Shooters, Fishers and Farmers candidate Matthew Stadtmiller will be the first name on the ballot paper at the upcoming Eden-Monaro by-election after the Australian Electoral Commission (AEC) conducted a randomised draw yesterday (10 June).
Labor candidate and Bega Valley Shire Councillor Kristy McBain will appear eighth on the ballot, while her main rival, the Liberals’ Dr Fiona Kotvojs, will appear last in 14th position.
Around 115,000 people are enrolled to vote in the by-election which is scheduled for 4 July, although pre-poll and early voting will start from Monday, 15 June.
The by-election will be held during school holidays this year, a break from normal practice, to give schools that double as polling places more time to thoroughly clean halls and grounds after voting on Saturday.
Other hygiene and social distancing measures will be put in place, and the AEC is encouraging voters to bring their own pencils or pens, although single-use pencils will be available at polling places.
Residents will have to line up outside and the number of people allowed in halls will be controlled and counted. Extra queue controllers will be on duty to monitor social distancing requirements, hand sanitiser will be provided and writing surfaces and voting screens will be frequently wiped down.
Sneeze shields will also be installed at all ballot-paper issuing points where possible.
The AEC says that although there is no legislation to stop political parties canvassing voters with how-to-vote cards beyond being required to remain six metres away from the polling place entrance, parties should ensure campaigners are following health guidelines.
“Parties and candidates will need to ensure that those campaigning on their behalf near a polling venue have fully informed themselves of NSW Government health restrictions and laws in place regarding social distancing, and that they abide by these directives,” the AEC says on its website.
A range of COVID-19 safety measures will be in place for the #EdenMonaro by-election on Saturday 4 July.

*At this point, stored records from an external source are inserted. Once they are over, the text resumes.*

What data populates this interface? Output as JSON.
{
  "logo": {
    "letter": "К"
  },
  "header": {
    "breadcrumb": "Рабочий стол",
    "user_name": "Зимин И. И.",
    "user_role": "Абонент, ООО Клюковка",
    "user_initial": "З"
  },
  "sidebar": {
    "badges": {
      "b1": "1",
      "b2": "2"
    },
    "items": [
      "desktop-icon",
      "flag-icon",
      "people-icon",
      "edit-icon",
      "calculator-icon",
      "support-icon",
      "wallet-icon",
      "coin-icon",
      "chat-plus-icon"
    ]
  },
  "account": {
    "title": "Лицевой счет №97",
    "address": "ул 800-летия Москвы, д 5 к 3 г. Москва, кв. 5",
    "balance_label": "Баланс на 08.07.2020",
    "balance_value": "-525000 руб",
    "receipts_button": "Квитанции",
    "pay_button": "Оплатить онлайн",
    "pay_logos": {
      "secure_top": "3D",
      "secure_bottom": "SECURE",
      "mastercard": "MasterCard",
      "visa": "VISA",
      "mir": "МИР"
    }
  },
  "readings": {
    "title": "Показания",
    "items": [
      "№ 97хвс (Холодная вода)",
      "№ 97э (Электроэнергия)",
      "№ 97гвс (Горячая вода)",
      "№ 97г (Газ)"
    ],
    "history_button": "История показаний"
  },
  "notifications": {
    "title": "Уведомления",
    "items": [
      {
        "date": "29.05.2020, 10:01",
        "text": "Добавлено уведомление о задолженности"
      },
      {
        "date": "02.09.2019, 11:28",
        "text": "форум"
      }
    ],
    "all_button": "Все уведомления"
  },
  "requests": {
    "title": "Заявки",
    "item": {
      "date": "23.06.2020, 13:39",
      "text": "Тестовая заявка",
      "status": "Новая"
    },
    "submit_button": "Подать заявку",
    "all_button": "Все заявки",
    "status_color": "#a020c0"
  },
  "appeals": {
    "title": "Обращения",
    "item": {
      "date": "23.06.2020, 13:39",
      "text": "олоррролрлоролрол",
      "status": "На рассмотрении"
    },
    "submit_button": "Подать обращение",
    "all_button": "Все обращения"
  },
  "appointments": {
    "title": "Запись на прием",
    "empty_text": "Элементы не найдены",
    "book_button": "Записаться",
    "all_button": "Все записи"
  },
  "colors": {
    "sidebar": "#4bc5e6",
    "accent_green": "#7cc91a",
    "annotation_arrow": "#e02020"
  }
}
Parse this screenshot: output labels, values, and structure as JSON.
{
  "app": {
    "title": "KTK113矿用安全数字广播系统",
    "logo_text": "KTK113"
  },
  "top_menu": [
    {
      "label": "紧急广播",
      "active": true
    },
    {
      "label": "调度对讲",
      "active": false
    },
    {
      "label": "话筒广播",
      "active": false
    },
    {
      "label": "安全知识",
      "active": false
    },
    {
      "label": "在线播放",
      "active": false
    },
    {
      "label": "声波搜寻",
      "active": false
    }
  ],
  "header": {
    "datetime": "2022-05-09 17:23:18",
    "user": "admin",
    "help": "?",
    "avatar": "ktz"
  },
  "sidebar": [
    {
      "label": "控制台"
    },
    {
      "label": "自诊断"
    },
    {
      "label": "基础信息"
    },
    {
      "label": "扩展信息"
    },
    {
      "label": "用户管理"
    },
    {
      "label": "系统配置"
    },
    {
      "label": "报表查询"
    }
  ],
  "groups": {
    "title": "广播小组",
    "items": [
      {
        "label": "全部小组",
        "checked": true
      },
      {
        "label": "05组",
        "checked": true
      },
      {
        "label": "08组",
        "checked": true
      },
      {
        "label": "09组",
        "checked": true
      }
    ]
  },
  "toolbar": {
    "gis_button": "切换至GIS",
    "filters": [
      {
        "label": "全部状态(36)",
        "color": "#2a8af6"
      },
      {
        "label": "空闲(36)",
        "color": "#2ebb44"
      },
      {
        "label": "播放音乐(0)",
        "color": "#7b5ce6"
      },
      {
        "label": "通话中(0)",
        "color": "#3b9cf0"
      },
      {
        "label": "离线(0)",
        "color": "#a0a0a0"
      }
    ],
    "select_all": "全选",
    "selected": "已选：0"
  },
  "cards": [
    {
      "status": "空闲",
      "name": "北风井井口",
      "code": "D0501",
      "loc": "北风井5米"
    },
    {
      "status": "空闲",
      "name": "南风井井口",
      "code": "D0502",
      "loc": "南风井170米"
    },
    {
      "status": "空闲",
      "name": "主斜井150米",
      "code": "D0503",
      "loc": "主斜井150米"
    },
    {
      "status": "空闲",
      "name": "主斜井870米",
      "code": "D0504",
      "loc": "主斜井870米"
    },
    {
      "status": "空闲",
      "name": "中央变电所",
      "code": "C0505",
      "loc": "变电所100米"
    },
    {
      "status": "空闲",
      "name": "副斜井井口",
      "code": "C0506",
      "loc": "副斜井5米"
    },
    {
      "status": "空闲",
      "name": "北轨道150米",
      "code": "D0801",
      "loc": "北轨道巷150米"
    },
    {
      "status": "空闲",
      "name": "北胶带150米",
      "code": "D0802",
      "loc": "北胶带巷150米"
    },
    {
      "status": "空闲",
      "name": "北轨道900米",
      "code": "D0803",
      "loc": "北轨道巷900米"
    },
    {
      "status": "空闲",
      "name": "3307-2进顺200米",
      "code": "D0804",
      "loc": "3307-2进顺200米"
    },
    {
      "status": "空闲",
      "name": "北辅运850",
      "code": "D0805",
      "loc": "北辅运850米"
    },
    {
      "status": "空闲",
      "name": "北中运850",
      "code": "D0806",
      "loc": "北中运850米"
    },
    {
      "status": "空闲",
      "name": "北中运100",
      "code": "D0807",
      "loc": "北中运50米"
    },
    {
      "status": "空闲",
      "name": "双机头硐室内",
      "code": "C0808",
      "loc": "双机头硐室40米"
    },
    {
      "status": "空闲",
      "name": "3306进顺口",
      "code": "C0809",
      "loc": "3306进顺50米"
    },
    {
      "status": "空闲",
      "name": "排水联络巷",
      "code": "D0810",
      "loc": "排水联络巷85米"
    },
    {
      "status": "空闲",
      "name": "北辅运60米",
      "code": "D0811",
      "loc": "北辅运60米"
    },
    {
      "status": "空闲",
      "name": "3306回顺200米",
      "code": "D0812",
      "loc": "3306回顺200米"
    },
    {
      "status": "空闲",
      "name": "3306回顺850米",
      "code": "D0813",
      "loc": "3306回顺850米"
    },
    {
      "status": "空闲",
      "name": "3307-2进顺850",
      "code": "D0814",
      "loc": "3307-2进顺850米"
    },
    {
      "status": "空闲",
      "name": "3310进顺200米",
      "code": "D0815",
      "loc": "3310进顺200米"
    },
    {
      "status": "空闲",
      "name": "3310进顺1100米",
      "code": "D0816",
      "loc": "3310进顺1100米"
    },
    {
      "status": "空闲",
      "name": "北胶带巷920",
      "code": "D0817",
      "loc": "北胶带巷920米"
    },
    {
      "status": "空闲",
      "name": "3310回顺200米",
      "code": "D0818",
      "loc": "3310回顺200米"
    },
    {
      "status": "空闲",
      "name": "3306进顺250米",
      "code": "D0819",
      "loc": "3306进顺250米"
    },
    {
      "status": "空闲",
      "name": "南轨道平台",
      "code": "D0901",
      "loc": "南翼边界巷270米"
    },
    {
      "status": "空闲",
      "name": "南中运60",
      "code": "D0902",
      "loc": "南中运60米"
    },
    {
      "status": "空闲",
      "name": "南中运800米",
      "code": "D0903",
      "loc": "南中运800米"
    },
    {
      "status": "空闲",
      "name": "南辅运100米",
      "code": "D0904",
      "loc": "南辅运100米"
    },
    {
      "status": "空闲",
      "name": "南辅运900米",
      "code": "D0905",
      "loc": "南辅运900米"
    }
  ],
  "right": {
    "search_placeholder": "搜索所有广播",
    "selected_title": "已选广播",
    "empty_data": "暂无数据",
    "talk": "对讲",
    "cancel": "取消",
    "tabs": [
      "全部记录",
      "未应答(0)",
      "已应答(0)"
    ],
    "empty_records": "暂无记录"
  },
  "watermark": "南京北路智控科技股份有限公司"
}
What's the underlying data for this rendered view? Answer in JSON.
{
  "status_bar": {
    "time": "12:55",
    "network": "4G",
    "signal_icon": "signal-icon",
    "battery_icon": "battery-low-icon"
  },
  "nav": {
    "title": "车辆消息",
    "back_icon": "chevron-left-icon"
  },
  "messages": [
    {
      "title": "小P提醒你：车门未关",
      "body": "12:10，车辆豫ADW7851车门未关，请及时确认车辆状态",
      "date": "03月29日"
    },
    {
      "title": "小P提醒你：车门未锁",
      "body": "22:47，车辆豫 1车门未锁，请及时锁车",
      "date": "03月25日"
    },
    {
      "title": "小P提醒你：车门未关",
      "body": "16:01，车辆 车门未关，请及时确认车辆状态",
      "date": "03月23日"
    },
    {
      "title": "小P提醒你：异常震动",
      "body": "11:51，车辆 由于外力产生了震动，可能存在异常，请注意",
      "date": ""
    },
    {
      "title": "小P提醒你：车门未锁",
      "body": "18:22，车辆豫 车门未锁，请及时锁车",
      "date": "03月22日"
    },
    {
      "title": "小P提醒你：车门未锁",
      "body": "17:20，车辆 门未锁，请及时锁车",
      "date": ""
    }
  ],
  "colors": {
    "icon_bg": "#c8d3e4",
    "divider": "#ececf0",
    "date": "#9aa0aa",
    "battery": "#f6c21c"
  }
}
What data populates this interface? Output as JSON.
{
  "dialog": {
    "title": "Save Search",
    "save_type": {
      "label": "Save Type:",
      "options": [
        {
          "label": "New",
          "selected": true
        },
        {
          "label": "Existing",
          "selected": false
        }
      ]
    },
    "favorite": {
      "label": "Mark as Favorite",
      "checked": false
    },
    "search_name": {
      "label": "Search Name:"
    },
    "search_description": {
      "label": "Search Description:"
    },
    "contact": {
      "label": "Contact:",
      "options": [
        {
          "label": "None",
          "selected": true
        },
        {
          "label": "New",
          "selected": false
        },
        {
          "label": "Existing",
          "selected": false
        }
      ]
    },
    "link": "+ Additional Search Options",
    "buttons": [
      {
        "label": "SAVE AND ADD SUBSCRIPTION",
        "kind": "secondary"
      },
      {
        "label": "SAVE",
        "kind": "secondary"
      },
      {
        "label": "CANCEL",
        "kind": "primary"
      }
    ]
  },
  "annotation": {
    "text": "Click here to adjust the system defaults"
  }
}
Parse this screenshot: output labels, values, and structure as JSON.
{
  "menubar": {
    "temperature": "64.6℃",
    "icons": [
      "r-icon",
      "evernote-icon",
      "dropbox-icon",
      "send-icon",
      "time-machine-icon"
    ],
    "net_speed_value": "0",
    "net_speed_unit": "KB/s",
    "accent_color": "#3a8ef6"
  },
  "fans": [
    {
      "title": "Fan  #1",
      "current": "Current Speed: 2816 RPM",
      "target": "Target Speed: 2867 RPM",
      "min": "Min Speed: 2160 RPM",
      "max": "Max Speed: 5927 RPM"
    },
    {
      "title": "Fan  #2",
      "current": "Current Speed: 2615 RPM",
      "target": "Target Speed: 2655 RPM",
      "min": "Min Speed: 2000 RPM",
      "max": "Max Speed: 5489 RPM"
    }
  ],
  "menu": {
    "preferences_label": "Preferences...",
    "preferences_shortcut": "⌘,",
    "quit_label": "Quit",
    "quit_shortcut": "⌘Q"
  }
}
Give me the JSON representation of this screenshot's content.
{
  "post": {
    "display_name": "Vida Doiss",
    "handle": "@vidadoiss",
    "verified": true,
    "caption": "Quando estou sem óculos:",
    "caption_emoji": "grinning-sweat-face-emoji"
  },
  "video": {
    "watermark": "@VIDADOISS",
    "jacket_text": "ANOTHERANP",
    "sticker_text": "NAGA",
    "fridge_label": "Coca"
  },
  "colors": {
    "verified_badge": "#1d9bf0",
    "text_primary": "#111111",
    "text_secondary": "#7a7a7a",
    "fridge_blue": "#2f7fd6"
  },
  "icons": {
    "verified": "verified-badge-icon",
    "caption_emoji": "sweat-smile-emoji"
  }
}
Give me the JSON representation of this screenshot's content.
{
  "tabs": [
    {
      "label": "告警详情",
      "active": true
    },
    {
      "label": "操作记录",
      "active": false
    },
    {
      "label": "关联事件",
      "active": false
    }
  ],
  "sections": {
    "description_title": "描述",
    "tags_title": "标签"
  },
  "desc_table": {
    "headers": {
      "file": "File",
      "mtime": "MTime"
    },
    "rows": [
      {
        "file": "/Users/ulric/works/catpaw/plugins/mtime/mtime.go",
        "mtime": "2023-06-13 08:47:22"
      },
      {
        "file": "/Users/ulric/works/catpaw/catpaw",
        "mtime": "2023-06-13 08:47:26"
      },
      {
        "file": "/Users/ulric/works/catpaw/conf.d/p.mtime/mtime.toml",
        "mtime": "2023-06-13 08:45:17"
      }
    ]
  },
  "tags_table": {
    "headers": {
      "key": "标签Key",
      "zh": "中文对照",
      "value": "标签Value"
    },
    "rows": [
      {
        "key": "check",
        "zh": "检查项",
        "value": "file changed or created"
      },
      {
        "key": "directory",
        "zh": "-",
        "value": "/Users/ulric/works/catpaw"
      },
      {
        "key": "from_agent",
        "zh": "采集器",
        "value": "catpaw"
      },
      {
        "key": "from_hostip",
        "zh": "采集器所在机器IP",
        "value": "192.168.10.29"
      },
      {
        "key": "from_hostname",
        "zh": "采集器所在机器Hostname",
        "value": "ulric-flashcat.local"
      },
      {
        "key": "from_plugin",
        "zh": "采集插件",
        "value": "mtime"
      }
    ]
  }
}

Electoral Commissioner Tom Rogers with an update on our planning 👇 https://t.co/Sq2vUvEs11 #auspol
— AEC ✏️ (@AusElectoralCom) May 25, 2020
The expected increase in pre-polling and postal votes, as well as social distancing requirements and hygiene measures during vote counting, will mean a likely delay in the official proclamation of the winner, the AEC says.
“The expected increase in postal and pre-poll votes cast will also impact the speed of the count, noting the legislative requirement to wait 13 days after election day for the return of postal votes,” it said.
“Whilst we are implementing measures to try and reduce this impact, the AEC thanks all electors and participants for their patience and adherence to the new measures in the polling place and at our count centre.”
For more information, visit the AEC.